In May last year, the ‘Digital Textile Micro Factory’ of leading clothing and textile producing trade show Texprocess, demonstrated that this is already happening. Exhibitors at the trade show also pointed out with ‘Impact 4.0’ how forward-thinking digital innovations can become reality in the industry now. The products presented by US software and hardware group Gerber Technology exemplified how digitalisation can be practicably applied to existing processes of the textile supply chain and what the possibilities are for increasing efficiency and doing less harm to the environment. For example, new pattern scanners can not only speed up the process of designing, refining and producing, but can at the same time globalise workflows that use less resources.
“The Internet of Things is among the most powerful enabling technologies for circular economy. It is also one of the most transformative technologies facing retail,” said Natasha Franck, founder and CEO of Fashiontech startup Eon. Eon’s Connect Global Fashion Initiative is working together with market leaders like H&M Group, Target, PVH and Microsoft to create transparency during the product’s entire life cycle. Clothing items have a ‘digital passport’ that gathers the information needed to make it reusable. The goal is to establish a global standard for the identification and management of products that lives up to the principles of circularity. The solution manifests in the ‘CircularID’, the term ‘Circular Connectivity’ and the ‘End-to-End Visibility’ concept are born.

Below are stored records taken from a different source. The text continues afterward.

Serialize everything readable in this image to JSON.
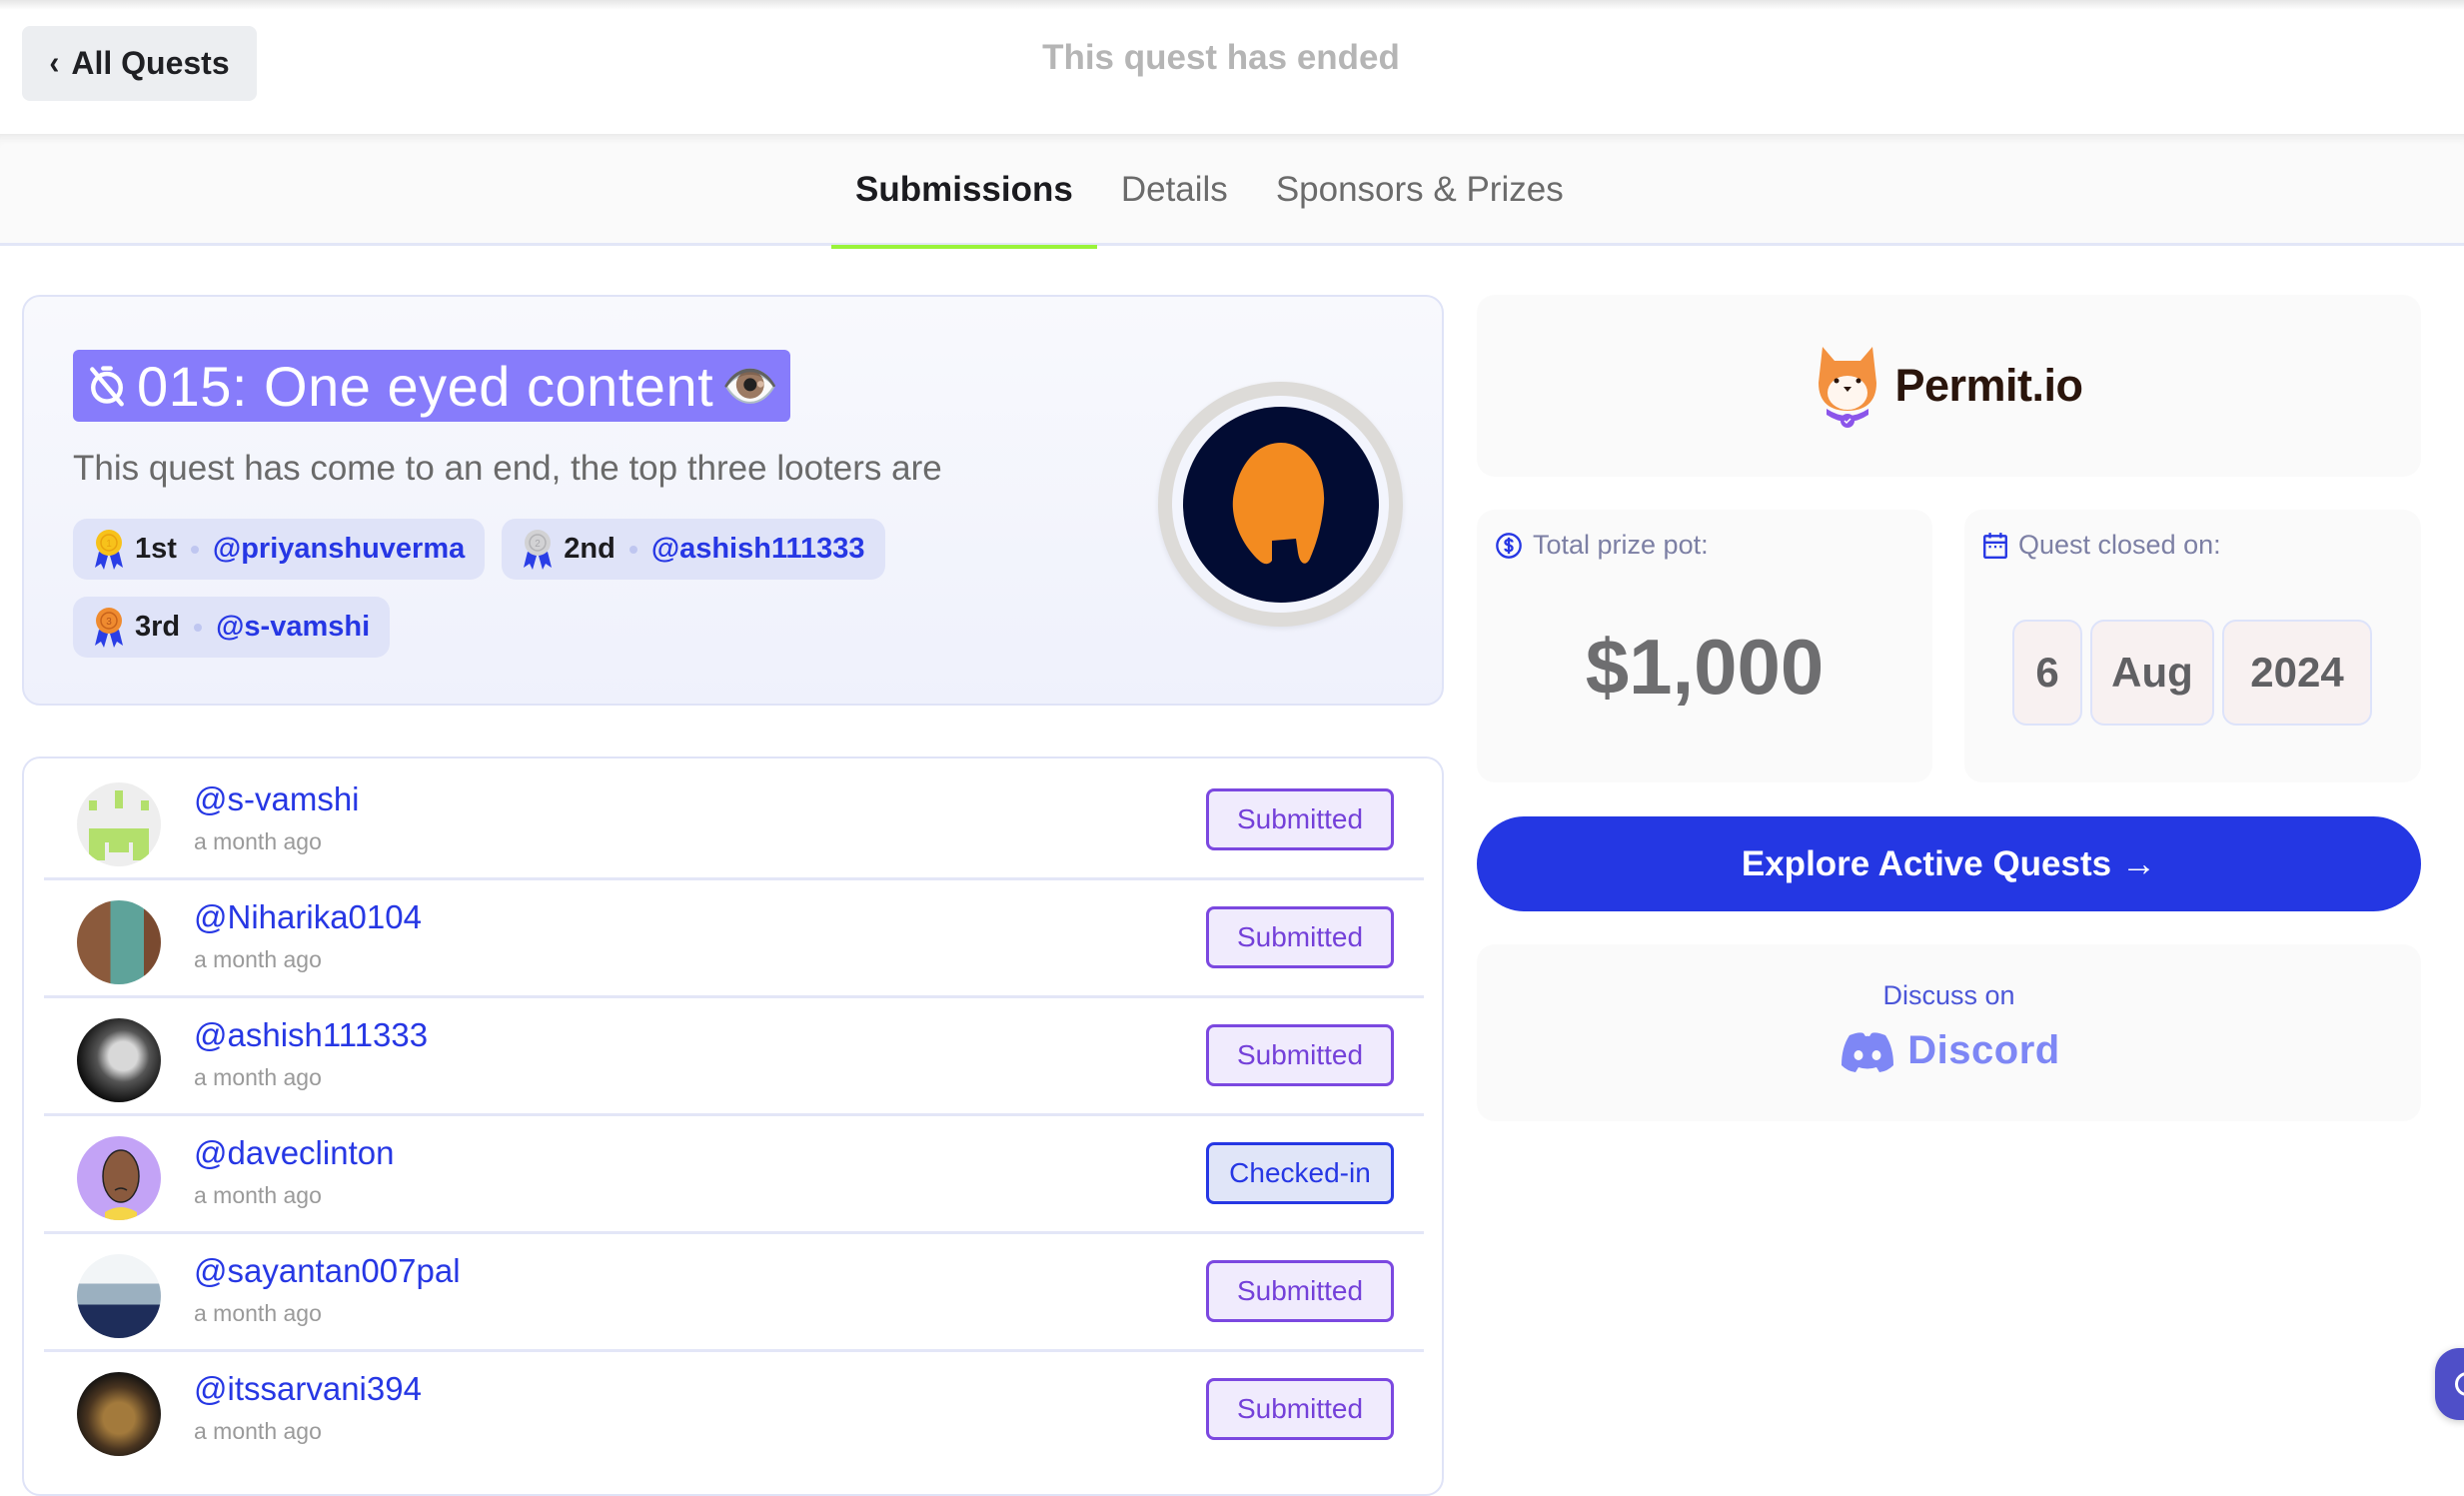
{
  "header": {
    "back_label": "All Quests",
    "status_text": "This quest has ended"
  },
  "tabs": [
    {
      "label": "Submissions",
      "active": true
    },
    {
      "label": "Details",
      "active": false
    },
    {
      "label": "Sponsors & Prizes",
      "active": false
    }
  ],
  "quest": {
    "title": "015: One eyed content",
    "title_emoji": "👁️",
    "subtitle": "This quest has come to an end, the top three looters are",
    "winners": [
      {
        "place": "1st",
        "user": "@priyanshuverma",
        "medal": "gold-medal-icon"
      },
      {
        "place": "2nd",
        "user": "@ashish111333",
        "medal": "silver-medal-icon"
      },
      {
        "place": "3rd",
        "user": "@s-vamshi",
        "medal": "bronze-medal-icon"
      }
    ]
  },
  "submissions": [
    {
      "user": "@s-vamshi",
      "time": "a month ago",
      "status": "Submitted"
    },
    {
      "user": "@Niharika0104",
      "time": "a month ago",
      "status": "Submitted"
    },
    {
      "user": "@ashish111333",
      "time": "a month ago",
      "status": "Submitted"
    },
    {
      "user": "@daveclinton",
      "time": "a month ago",
      "status": "Checked-in"
    },
    {
      "user": "@sayantan007pal",
      "time": "a month ago",
      "status": "Submitted"
    },
    {
      "user": "@itssarvani394",
      "time": "a month ago",
      "status": "Submitted"
    }
  ],
  "sponsor": {
    "name": "Permit.io"
  },
  "prize": {
    "label": "Total prize pot:",
    "amount": "$1,000"
  },
  "closed": {
    "label": "Quest closed on:",
    "day": "6",
    "month": "Aug",
    "year": "2024"
  },
  "explore": {
    "label": "Explore Active Quests",
    "arrow": "→"
  },
  "discord": {
    "prefix": "Discuss on",
    "name": "Discord"
  },
  "colors": {
    "accent": "#2437e3",
    "tab_underline": "#99f33a",
    "title_bg": "#877cfb",
    "submitted": "#7440d9",
    "checked_in": "#2637e4"
  }
}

RFID fibres and digital twins – the industry is striving to make circularity real on a large scale and in this attempt is confronted with two challenges in particular: identification at the product’s end-of-life and isolated data management. Pioneers are offering first solutions.
At last year’s May edition of Techtextil, the leading international trade show for technical textiles and non-woven fabrics, Amann Group presented ‘Smart Yarn’. This special yarn acts as an RFID antenna and transmits data to a software allowing information to be embedded in the physical product. Companies like Eon, Lukso and Provenance are working on a way to create a digital twin for every product that is added to blockchain. Information like origin and authenticity, material content and dyeing procedures are uploaded into the Cloud. “When we create open infrastructures and an open source mentality, we are up to a good start,” said Marjorie Hernandez, founder and CEO of Lukso, during the panel discussion ‘Responsible Digitalisation’ at the Fashionsustain conference in July this year, which was part of trade show Neonyt.

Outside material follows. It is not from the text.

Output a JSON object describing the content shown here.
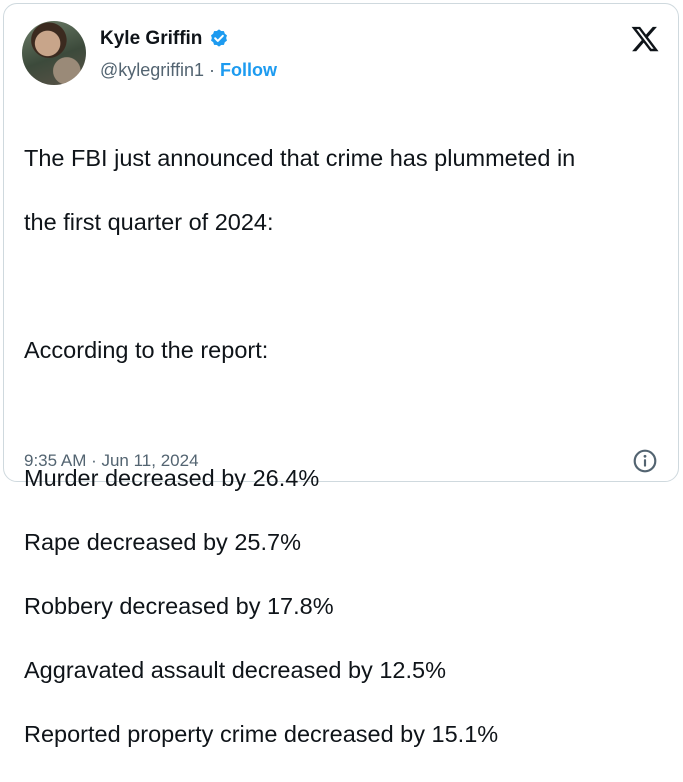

According to the ‘The Pulse of the Fashion Industry’ report (2019), the fashion industry’s sustainability efforts were down by one-third last year. “We need fashion tech to actually power this sustainable revolution,” said Franck. The key to the reuse of original material and the maximisation of its economic value is to standardise product data and communication between all players involved. “Like everything in nature, products in the fashion industry should have circular lifecycle. By leveraging the Internet of Things and Digital Identity to power intelligence, communication and transparency, it’s possible to unlock a global circular future,” said project partner Shelley Bransten, corporate vice president of retail and consumer goods industries at Microsoft Corp.

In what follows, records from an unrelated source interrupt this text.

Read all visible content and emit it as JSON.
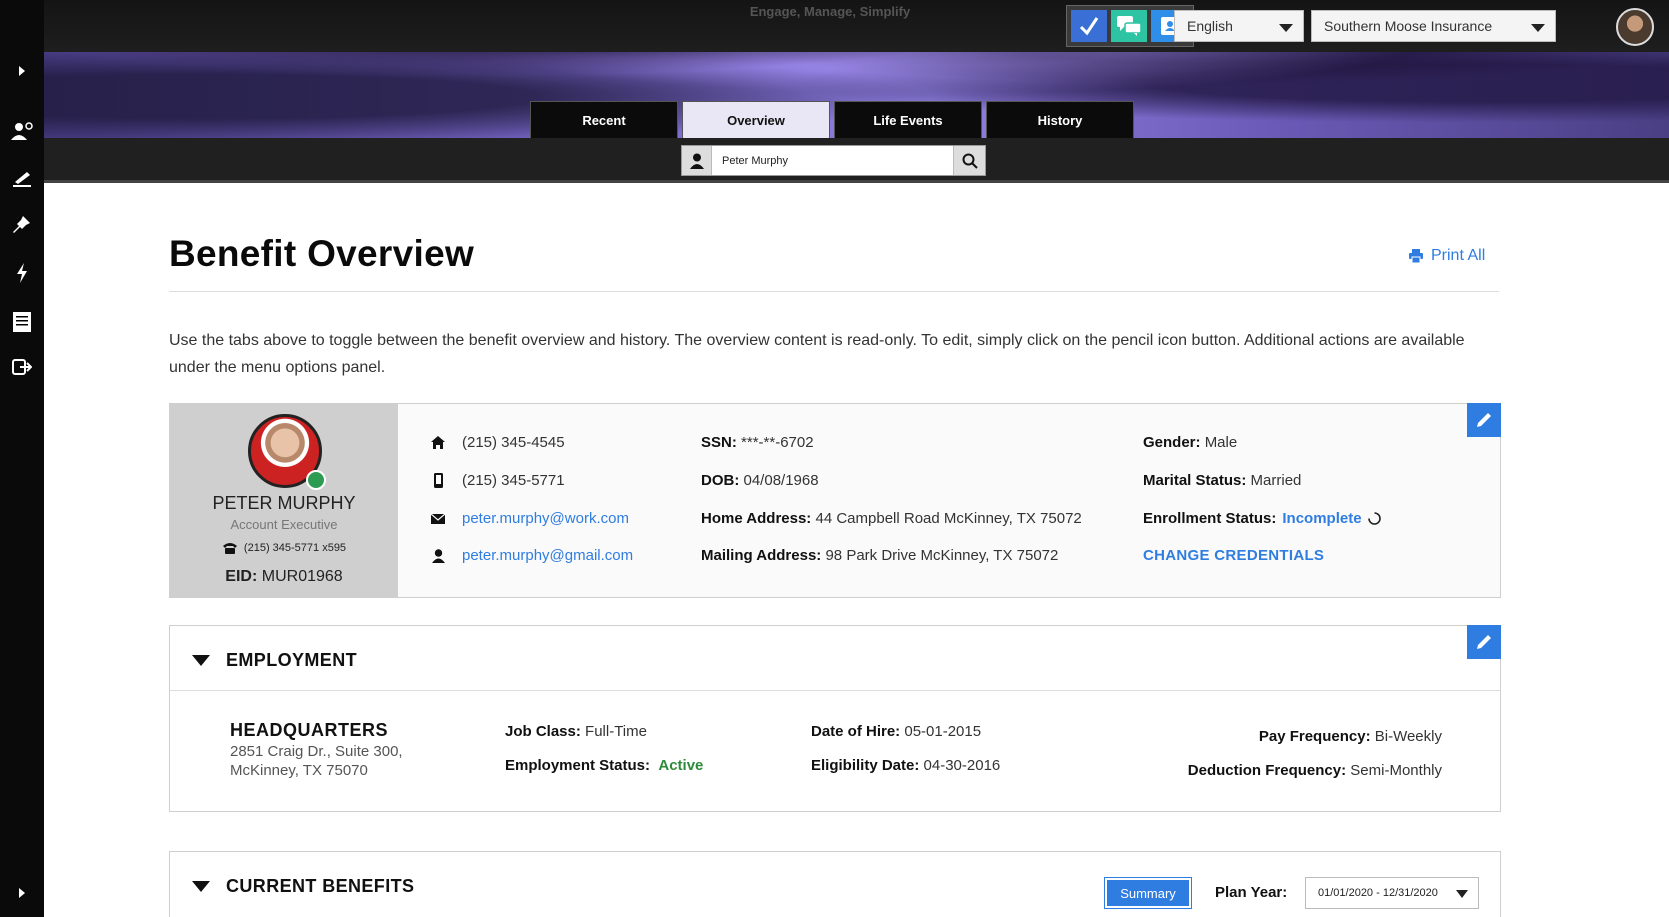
{
  "header": {
    "tagline": "Engage, Manage, Simplify",
    "language": "English",
    "company": "Southern Moose Insurance"
  },
  "tabs": [
    {
      "label": "Recent"
    },
    {
      "label": "Overview"
    },
    {
      "label": "Life Events"
    },
    {
      "label": "History"
    }
  ],
  "search": {
    "value": "Peter Murphy"
  },
  "page": {
    "title": "Benefit Overview",
    "print_label": "Print All",
    "intro": "Use the tabs above to toggle between the benefit overview and history. The overview content is read-only. To edit, simply click on the pencil icon button. Additional actions are available under the menu options panel."
  },
  "profile": {
    "name": "PETER MURPHY",
    "role": "Account Executive",
    "phone_ext": "(215) 345-5771 x595",
    "eid_label": "EID:",
    "eid": "MUR01968",
    "home_phone": "(215) 345-4545",
    "mobile_phone": "(215) 345-5771",
    "work_email": "peter.murphy@work.com",
    "personal_email": "peter.murphy@gmail.com",
    "ssn_label": "SSN:",
    "ssn": "***-**-6702",
    "dob_label": "DOB:",
    "dob": "04/08/1968",
    "home_address_label": "Home Address:",
    "home_address": "44 Campbell Road McKinney, TX 75072",
    "mailing_address_label": "Mailing Address:",
    "mailing_address": "98 Park Drive McKinney, TX 75072",
    "gender_label": "Gender:",
    "gender": "Male",
    "marital_label": "Marital Status:",
    "marital": "Married",
    "enrollment_label": "Enrollment Status:",
    "enrollment": "Incomplete",
    "change_credentials": "CHANGE CREDENTIALS"
  },
  "employment": {
    "heading": "EMPLOYMENT",
    "location": "HEADQUARTERS",
    "address_line1": "2851 Craig Dr., Suite 300,",
    "address_line2": "McKinney, TX 75070",
    "job_class_label": "Job Class:",
    "job_class": "Full-Time",
    "emp_status_label": "Employment Status:",
    "emp_status": "Active",
    "hire_label": "Date of Hire:",
    "hire_date": "05-01-2015",
    "elig_label": "Eligibility Date:",
    "elig_date": "04-30-2016",
    "pay_freq_label": "Pay Frequency:",
    "pay_freq": "Bi-Weekly",
    "ded_freq_label": "Deduction Frequency:",
    "ded_freq": "Semi-Monthly"
  },
  "benefits": {
    "heading": "CURRENT BENEFITS",
    "summary_label": "Summary",
    "plan_year_label": "Plan Year:",
    "plan_year": "01/01/2020 - 12/31/2020"
  },
  "colors": {
    "accent": "#2f7de0",
    "active": "#2e8b3a"
  }
}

The new tools of the new era can empower the industry to create clothes that are loved and actually worn. Intelligently tailor-made dresses and shirts will last longer. Consumers will now own their clothing. And even when trends change and new clothing items are created, the fashion industry no longer has to waste resources.
Also Read: Neonyt chooses air as theme